Saved entries
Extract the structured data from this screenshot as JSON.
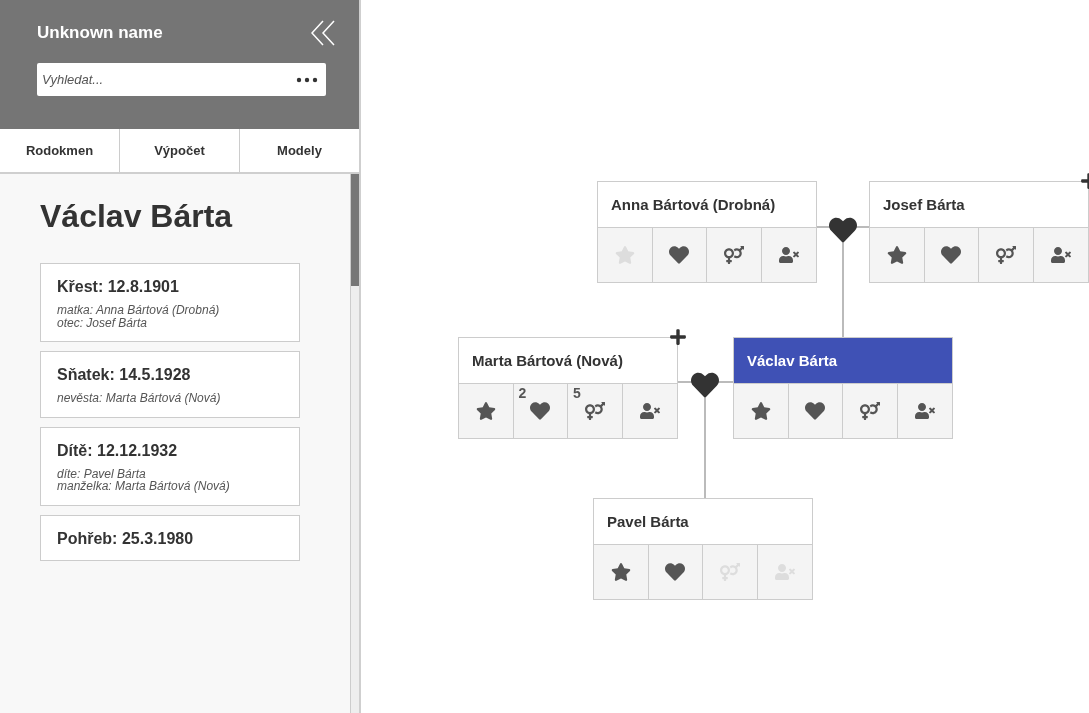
{
  "sidebar": {
    "title": "Unknown name",
    "search": {
      "placeholder": "Vyhledat..."
    },
    "tabs": [
      {
        "label": "Rodokmen",
        "selected": false
      },
      {
        "label": "Výpočet",
        "selected": false
      },
      {
        "label": "Modely",
        "selected": false
      }
    ],
    "person_name": "Václav Bárta",
    "events": [
      {
        "title": "Křest: 12.8.1901",
        "details": [
          "matka: Anna Bártová (Drobná)",
          "otec: Josef Bárta"
        ]
      },
      {
        "title": "Sňatek: 14.5.1928",
        "details": [
          "nevěsta: Marta Bártová (Nová)"
        ]
      },
      {
        "title": "Dítě: 12.12.1932",
        "details": [
          "díte: Pavel Bárta",
          "manželka: Marta Bártová (Nová)"
        ]
      },
      {
        "title": "Pohřeb: 25.3.1980"
      }
    ]
  },
  "tree": {
    "nodes": [
      {
        "name": "Anna Bártová (Drobná)",
        "selected": false,
        "add": false,
        "actions": [
          {
            "kind": "star",
            "disabled": true
          },
          {
            "kind": "heart",
            "disabled": false
          },
          {
            "kind": "gender",
            "disabled": false
          },
          {
            "kind": "remove",
            "disabled": false
          }
        ]
      },
      {
        "name": "Josef Bárta",
        "selected": false,
        "add": true,
        "actions": [
          {
            "kind": "star",
            "disabled": false
          },
          {
            "kind": "heart",
            "disabled": false
          },
          {
            "kind": "gender",
            "disabled": false
          },
          {
            "kind": "remove",
            "disabled": false
          }
        ]
      },
      {
        "name": "Marta Bártová (Nová)",
        "selected": false,
        "add": true,
        "actions": [
          {
            "kind": "star",
            "disabled": false
          },
          {
            "kind": "heart",
            "disabled": false,
            "count": "2"
          },
          {
            "kind": "gender",
            "disabled": false,
            "count": "5"
          },
          {
            "kind": "remove",
            "disabled": false
          }
        ]
      },
      {
        "name": "Václav Bárta",
        "selected": true,
        "add": false,
        "actions": [
          {
            "kind": "star",
            "disabled": false
          },
          {
            "kind": "heart",
            "disabled": false
          },
          {
            "kind": "gender",
            "disabled": false
          },
          {
            "kind": "remove",
            "disabled": false
          }
        ]
      },
      {
        "name": "Pavel Bárta",
        "selected": false,
        "add": false,
        "actions": [
          {
            "kind": "star",
            "disabled": false
          },
          {
            "kind": "heart",
            "disabled": false
          },
          {
            "kind": "gender",
            "disabled": true
          },
          {
            "kind": "remove",
            "disabled": true
          }
        ]
      }
    ]
  }
}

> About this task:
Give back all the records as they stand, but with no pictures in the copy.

> Output below:
Extract the structured data from this screenshot as JSON.
{
  "sidebar": {
    "title": "Unknown name",
    "search": {
      "placeholder": "Vyhledat..."
    },
    "tabs": [
      {
        "label": "Rodokmen",
        "selected": false
      },
      {
        "label": "Výpočet",
        "selected": false
      },
      {
        "label": "Modely",
        "selected": false
      }
    ],
    "person_name": "Václav Bárta",
    "events": [
      {
        "title": "Křest: 12.8.1901",
        "details": [
          "matka: Anna Bártová (Drobná)",
          "otec: Josef Bárta"
        ]
      },
      {
        "title": "Sňatek: 14.5.1928",
        "details": [
          "nevěsta: Marta Bártová (Nová)"
        ]
      },
      {
        "title": "Dítě: 12.12.1932",
        "details": [
          "díte: Pavel Bárta",
          "manželka: Marta Bártová (Nová)"
        ]
      },
      {
        "title": "Pohřeb: 25.3.1980"
      }
    ]
  },
  "tree": {
    "nodes": [
      {
        "name": "Anna Bártová (Drobná)",
        "selected": false,
        "add": false,
        "actions": [
          {
            "kind": "star",
            "disabled": true
          },
          {
            "kind": "heart",
            "disabled": false
          },
          {
            "kind": "gender",
            "disabled": false
          },
          {
            "kind": "remove",
            "disabled": false
          }
        ]
      },
      {
        "name": "Josef Bárta",
        "selected": false,
        "add": true,
        "actions": [
          {
            "kind": "star",
            "disabled": false
          },
          {
            "kind": "heart",
            "disabled": false
          },
          {
            "kind": "gender",
            "disabled": false
          },
          {
            "kind": "remove",
            "disabled": false
          }
        ]
      },
      {
        "name": "Marta Bártová (Nová)",
        "selected": false,
        "add": true,
        "actions": [
          {
            "kind": "star",
            "disabled": false
          },
          {
            "kind": "heart",
            "disabled": false,
            "count": "2"
          },
          {
            "kind": "gender",
            "disabled": false,
            "count": "5"
          },
          {
            "kind": "remove",
            "disabled": false
          }
        ]
      },
      {
        "name": "Václav Bárta",
        "selected": true,
        "add": false,
        "actions": [
          {
            "kind": "star",
            "disabled": false
          },
          {
            "kind": "heart",
            "disabled": false
          },
          {
            "kind": "gender",
            "disabled": false
          },
          {
            "kind": "remove",
            "disabled": false
          }
        ]
      },
      {
        "name": "Pavel Bárta",
        "selected": false,
        "add": false,
        "actions": [
          {
            "kind": "star",
            "disabled": false
          },
          {
            "kind": "heart",
            "disabled": false
          },
          {
            "kind": "gender",
            "disabled": true
          },
          {
            "kind": "remove",
            "disabled": true
          }
        ]
      }
    ]
  }
}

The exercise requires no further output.